I am happy with the radio.

Ajaxplorer – Navigation Loaded Start error

Hi all, I have a nice little Ajaxplorer implementation running, and 99% of the time it works perfect. However, every once in a while I get careless and run out of disk space on the drive that it runs off from. This causes the script to freak out a bit and doesn’t let anyone log in. Here is what I did to restore access to my server.

I couldn’t log in, as it would hang on “Navigation Loaded”. In the log I found this cryptic message:

message=array_key_exists() expects parameter 2 to be array, null given

I knew it had something to do with the disk space error, and it was most likely a plugin issue with the login plugin.

FTP (or access the files however you normally would) into your server, and go to the /data/cache/i18n folder. Delete the file en_plugins_messages.ser . Reload the page and you should be able to log in! If that doesn’t work, try deleting the two .ser files in the cache folder. When the page is refreshed all of these files will be regenerated.

Another thing to do while you’re deleting stuff is to check out the /tmp directory on your server (if you have access). Ajaxplorer makes a lot of files here while it zips stuff up, and sometimes things are left over. I found a 17gb zip file in there today that should not have been there. I will be purging /tmp more often now that I know that things aren’t always being deleted.

Good luck! If you need any more help check out the ajaxplorer forums at http://ajaxplorer.info/community/forum/ . They have a really great search function, so USE IT! Enjoy!

Change WordPress Permalink Structure

I recently wanted to change my permalink structure on this website, and was running into some problems. After switching from the defualt (p?=123 or whatever) every post and page would get a 404 error. I coudln’t figure out why this was happening, as my htaccess was correctly written to. Here are the steps I took to make it work on my site (requires ssh access to modify apache2). This works for Ubuntu Server 12.04.

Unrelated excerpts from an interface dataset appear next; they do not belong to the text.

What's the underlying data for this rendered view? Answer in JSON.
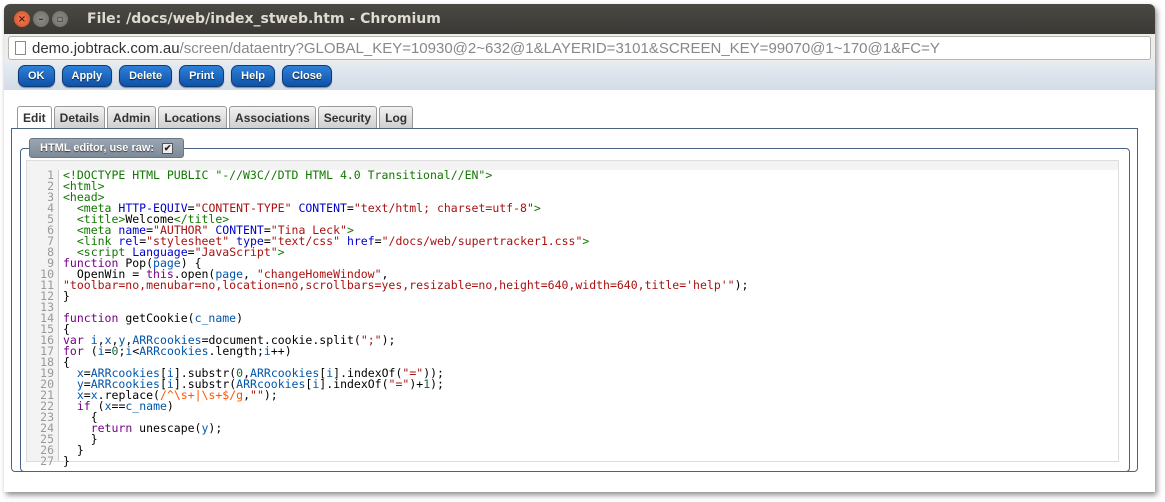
{
  "window": {
    "title": "File: /docs/web/index_stweb.htm - Chromium"
  },
  "url": {
    "host": "demo.jobtrack.com.au",
    "path": "/screen/dataentry?GLOBAL_KEY=10930@2~632@1&LAYERID=3101&SCREEN_KEY=99070@1~170@1&FC=Y"
  },
  "toolbar": [
    "OK",
    "Apply",
    "Delete",
    "Print",
    "Help",
    "Close"
  ],
  "tabs": [
    "Edit",
    "Details",
    "Admin",
    "Locations",
    "Associations",
    "Security",
    "Log"
  ],
  "active_tab": "Edit",
  "editor": {
    "legend": "HTML editor, use raw:",
    "raw_checked": true,
    "lines": [
      [
        [
          "t",
          "<!DOCTYPE HTML PUBLIC \"-//W3C//DTD HTML 4.0 Transitional//EN\">"
        ]
      ],
      [
        [
          "t",
          "<html>"
        ]
      ],
      [
        [
          "t",
          "<head>"
        ]
      ],
      [
        [
          "p",
          "  "
        ],
        [
          "t",
          "<meta "
        ],
        [
          "a",
          "HTTP-EQUIV"
        ],
        [
          "p",
          "="
        ],
        [
          "s",
          "\"CONTENT-TYPE\""
        ],
        [
          "a",
          " CONTENT"
        ],
        [
          "p",
          "="
        ],
        [
          "s",
          "\"text/html; charset=utf-8\""
        ],
        [
          "t",
          ">"
        ]
      ],
      [
        [
          "p",
          "  "
        ],
        [
          "t",
          "<title>"
        ],
        [
          "p",
          "Welcome"
        ],
        [
          "t",
          "</title>"
        ]
      ],
      [
        [
          "p",
          "  "
        ],
        [
          "t",
          "<meta "
        ],
        [
          "a",
          "name"
        ],
        [
          "p",
          "="
        ],
        [
          "s",
          "\"AUTHOR\""
        ],
        [
          "a",
          " CONTENT"
        ],
        [
          "p",
          "="
        ],
        [
          "s",
          "\"Tina Leck\""
        ],
        [
          "t",
          ">"
        ]
      ],
      [
        [
          "p",
          "  "
        ],
        [
          "t",
          "<link "
        ],
        [
          "a",
          "rel"
        ],
        [
          "p",
          "="
        ],
        [
          "s",
          "\"stylesheet\""
        ],
        [
          "a",
          " type"
        ],
        [
          "p",
          "="
        ],
        [
          "s",
          "\"text/css\""
        ],
        [
          "a",
          " href"
        ],
        [
          "p",
          "="
        ],
        [
          "s",
          "\"/docs/web/supertracker1.css\""
        ],
        [
          "t",
          ">"
        ]
      ],
      [
        [
          "p",
          "  "
        ],
        [
          "t",
          "<script "
        ],
        [
          "a",
          "Language"
        ],
        [
          "p",
          "="
        ],
        [
          "s",
          "\"JavaScript\""
        ],
        [
          "t",
          ">"
        ]
      ],
      [
        [
          "k",
          "function "
        ],
        [
          "p",
          "Pop("
        ],
        [
          "v",
          "page"
        ],
        [
          "p",
          ") {"
        ]
      ],
      [
        [
          "p",
          "  OpenWin = "
        ],
        [
          "k",
          "this"
        ],
        [
          "p",
          ".open("
        ],
        [
          "v",
          "page"
        ],
        [
          "p",
          ", "
        ],
        [
          "s",
          "\"changeHomeWindow\""
        ],
        [
          "p",
          ","
        ]
      ],
      [
        [
          "s",
          "\"toolbar=no,menubar=no,location=no,scrollbars=yes,resizable=no,height=640,width=640,title='help'\""
        ],
        [
          "p",
          ");"
        ]
      ],
      [
        [
          "p",
          "}"
        ]
      ],
      [
        [
          "p",
          ""
        ]
      ],
      [
        [
          "k",
          "function "
        ],
        [
          "p",
          "getCookie("
        ],
        [
          "v",
          "c_name"
        ],
        [
          "p",
          ")"
        ]
      ],
      [
        [
          "p",
          "{"
        ]
      ],
      [
        [
          "k",
          "var "
        ],
        [
          "v",
          "i"
        ],
        [
          "p",
          ","
        ],
        [
          "v",
          "x"
        ],
        [
          "p",
          ","
        ],
        [
          "v",
          "y"
        ],
        [
          "p",
          ","
        ],
        [
          "v",
          "ARRcookies"
        ],
        [
          "p",
          "=document.cookie.split("
        ],
        [
          "s",
          "\";\""
        ],
        [
          "p",
          ");"
        ]
      ],
      [
        [
          "k",
          "for "
        ],
        [
          "p",
          "("
        ],
        [
          "v",
          "i"
        ],
        [
          "p",
          "="
        ],
        [
          "n",
          "0"
        ],
        [
          "p",
          ";"
        ],
        [
          "v",
          "i"
        ],
        [
          "p",
          "<"
        ],
        [
          "v",
          "ARRcookies"
        ],
        [
          "p",
          ".length;"
        ],
        [
          "v",
          "i"
        ],
        [
          "p",
          "++)"
        ]
      ],
      [
        [
          "p",
          "{"
        ]
      ],
      [
        [
          "p",
          "  "
        ],
        [
          "v",
          "x"
        ],
        [
          "p",
          "="
        ],
        [
          "v",
          "ARRcookies"
        ],
        [
          "p",
          "["
        ],
        [
          "v",
          "i"
        ],
        [
          "p",
          "].substr("
        ],
        [
          "n",
          "0"
        ],
        [
          "p",
          ","
        ],
        [
          "v",
          "ARRcookies"
        ],
        [
          "p",
          "["
        ],
        [
          "v",
          "i"
        ],
        [
          "p",
          "].indexOf("
        ],
        [
          "s",
          "\"=\""
        ],
        [
          "p",
          "));"
        ]
      ],
      [
        [
          "p",
          "  "
        ],
        [
          "v",
          "y"
        ],
        [
          "p",
          "="
        ],
        [
          "v",
          "ARRcookies"
        ],
        [
          "p",
          "["
        ],
        [
          "v",
          "i"
        ],
        [
          "p",
          "].substr("
        ],
        [
          "v",
          "ARRcookies"
        ],
        [
          "p",
          "["
        ],
        [
          "v",
          "i"
        ],
        [
          "p",
          "].indexOf("
        ],
        [
          "s",
          "\"=\""
        ],
        [
          "p",
          ")+"
        ],
        [
          "n",
          "1"
        ],
        [
          "p",
          ");"
        ]
      ],
      [
        [
          "p",
          "  "
        ],
        [
          "v",
          "x"
        ],
        [
          "p",
          "="
        ],
        [
          "v",
          "x"
        ],
        [
          "p",
          ".replace("
        ],
        [
          "r",
          "/^\\s+|\\s+$/g"
        ],
        [
          "p",
          ","
        ],
        [
          "s",
          "\"\""
        ],
        [
          "p",
          ");"
        ]
      ],
      [
        [
          "p",
          "  "
        ],
        [
          "k",
          "if "
        ],
        [
          "p",
          "("
        ],
        [
          "v",
          "x"
        ],
        [
          "p",
          "=="
        ],
        [
          "v",
          "c_name"
        ],
        [
          "p",
          ")"
        ]
      ],
      [
        [
          "p",
          "    {"
        ]
      ],
      [
        [
          "p",
          "    "
        ],
        [
          "k",
          "return "
        ],
        [
          "p",
          "unescape("
        ],
        [
          "v",
          "y"
        ],
        [
          "p",
          ");"
        ]
      ],
      [
        [
          "p",
          "    }"
        ]
      ],
      [
        [
          "p",
          "  }"
        ]
      ],
      [
        [
          "p",
          "}"
        ]
      ]
    ]
  }
}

  1. Install mod_rewrite to your webserver with this command: sudo a2enmod rewrite . Now restart the apache2 service: sudo service apache2 restart .
  2. Change your permalink structure in WordPress (Settings -> Permalinks).

Now it should work, it really is that simple. If you have any problems, please leave a comment below. All of the guides I followed forgot to mention the mod_rewrite in Apache. Hopefully this helps some of you out.

Track blog views with the Top 10 plugin

I was searching for a plugin to use that would count views per post on my site. After trying a couple different plugins, I found the Top 10 plugin which allows for tracking of views per post and page, as well as daily and lifetime views. I like statistics, so it will be fun to see which posts garner the most views. I have a feeling that it will be my MW2 tutorials, as those were linked to from a few websites I used to be a part of.